There may soon be a court challenge over the robocall scandal.

The Council of Canadians is consulting with voters who received fraudulent or harassing phone calls in the last election.

They may soon file legal applications to have riding results overturned.

The focus will be on 20 key ridings where there is strong evidence that these calls may have impacted the outcome.

Ontario’s election featured automated calling machines with messages directed at voters. Several Liberal and NDP politicians in Ontario said the messages were designed to mislead voters.

The council said the potential court challenge isn’t about targeting certain parties, it’s about protecting democracy.

It’s only the voters or the candidates who can file applications.

“This type of fraud hasn’t been a feature of the Canadian electoral process,” Steven Shrybman, a lawyer for the organization, explained. “This is unprecedented and new. There aren’t any cases that deal with the kind of issues that we’re dealing with now.”

The Elections Canada Act states the legal action has to take place within 30 days of someone finding out there is fraudulent activity.

Since this news made headlines just last week, there is little time to get this going.

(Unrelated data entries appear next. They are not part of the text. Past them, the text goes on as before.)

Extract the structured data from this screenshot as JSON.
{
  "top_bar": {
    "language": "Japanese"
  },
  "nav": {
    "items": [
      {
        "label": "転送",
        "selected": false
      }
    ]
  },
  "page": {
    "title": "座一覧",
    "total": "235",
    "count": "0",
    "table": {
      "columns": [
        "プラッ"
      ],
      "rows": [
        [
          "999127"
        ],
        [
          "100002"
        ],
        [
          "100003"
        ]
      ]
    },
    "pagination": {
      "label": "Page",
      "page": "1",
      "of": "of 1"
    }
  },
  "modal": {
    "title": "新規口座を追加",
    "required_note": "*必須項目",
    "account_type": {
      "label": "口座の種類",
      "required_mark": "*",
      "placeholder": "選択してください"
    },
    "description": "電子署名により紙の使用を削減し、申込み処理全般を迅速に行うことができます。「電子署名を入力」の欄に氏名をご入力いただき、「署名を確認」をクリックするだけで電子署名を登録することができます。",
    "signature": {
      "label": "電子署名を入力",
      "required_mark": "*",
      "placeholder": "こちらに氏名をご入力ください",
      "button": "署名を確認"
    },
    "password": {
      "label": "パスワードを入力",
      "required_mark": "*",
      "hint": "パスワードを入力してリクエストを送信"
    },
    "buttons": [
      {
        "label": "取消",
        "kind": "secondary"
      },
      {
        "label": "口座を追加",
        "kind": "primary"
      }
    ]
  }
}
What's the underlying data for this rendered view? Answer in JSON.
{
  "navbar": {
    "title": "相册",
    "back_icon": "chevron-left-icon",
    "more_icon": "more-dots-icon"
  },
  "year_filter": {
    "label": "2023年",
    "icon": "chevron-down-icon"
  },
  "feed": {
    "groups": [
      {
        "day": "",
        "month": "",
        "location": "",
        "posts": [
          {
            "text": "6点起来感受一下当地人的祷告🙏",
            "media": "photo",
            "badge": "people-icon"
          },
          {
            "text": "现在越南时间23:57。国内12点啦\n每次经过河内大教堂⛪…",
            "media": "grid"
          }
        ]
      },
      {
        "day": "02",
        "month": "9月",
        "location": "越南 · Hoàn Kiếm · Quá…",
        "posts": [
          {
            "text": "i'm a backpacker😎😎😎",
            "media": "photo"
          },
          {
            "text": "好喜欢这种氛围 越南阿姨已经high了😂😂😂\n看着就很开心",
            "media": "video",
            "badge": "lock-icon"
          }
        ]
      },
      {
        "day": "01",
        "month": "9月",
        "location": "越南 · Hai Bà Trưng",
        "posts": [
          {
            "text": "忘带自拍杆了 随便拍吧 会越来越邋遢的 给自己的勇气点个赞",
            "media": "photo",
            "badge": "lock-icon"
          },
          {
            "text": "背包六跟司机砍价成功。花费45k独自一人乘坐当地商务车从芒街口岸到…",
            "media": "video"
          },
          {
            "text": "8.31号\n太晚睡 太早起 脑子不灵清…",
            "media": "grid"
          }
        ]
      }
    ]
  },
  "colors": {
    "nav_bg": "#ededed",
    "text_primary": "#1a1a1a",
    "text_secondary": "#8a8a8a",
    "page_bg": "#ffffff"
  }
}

The council said this will likely end up in the Supreme Court, but that decision would be made by the end of the year.